## What you will do
Only the number is wanted: how many lines in the data contain "button"?

Data shown Block Start

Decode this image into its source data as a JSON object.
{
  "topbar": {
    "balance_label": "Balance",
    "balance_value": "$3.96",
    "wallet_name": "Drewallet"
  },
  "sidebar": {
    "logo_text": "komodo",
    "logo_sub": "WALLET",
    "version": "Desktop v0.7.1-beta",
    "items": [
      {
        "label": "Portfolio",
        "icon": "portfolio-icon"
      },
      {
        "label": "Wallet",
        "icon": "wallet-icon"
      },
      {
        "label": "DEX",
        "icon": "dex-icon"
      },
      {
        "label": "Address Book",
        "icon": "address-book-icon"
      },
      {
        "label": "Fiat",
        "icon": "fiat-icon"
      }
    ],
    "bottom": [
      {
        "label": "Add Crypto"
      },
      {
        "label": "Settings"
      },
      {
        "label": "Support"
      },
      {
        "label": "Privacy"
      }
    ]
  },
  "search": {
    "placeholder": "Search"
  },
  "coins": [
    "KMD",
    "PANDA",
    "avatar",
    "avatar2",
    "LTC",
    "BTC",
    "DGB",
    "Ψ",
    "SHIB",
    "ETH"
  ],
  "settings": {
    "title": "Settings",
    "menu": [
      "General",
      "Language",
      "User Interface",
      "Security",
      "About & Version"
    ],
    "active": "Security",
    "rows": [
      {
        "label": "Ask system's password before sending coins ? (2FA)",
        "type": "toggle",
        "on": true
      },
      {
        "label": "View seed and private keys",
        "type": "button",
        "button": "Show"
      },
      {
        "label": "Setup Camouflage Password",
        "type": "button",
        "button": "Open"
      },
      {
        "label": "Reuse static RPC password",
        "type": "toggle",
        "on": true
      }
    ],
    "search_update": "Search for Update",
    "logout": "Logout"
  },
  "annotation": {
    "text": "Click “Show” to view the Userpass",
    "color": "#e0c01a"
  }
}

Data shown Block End

## Written solution
4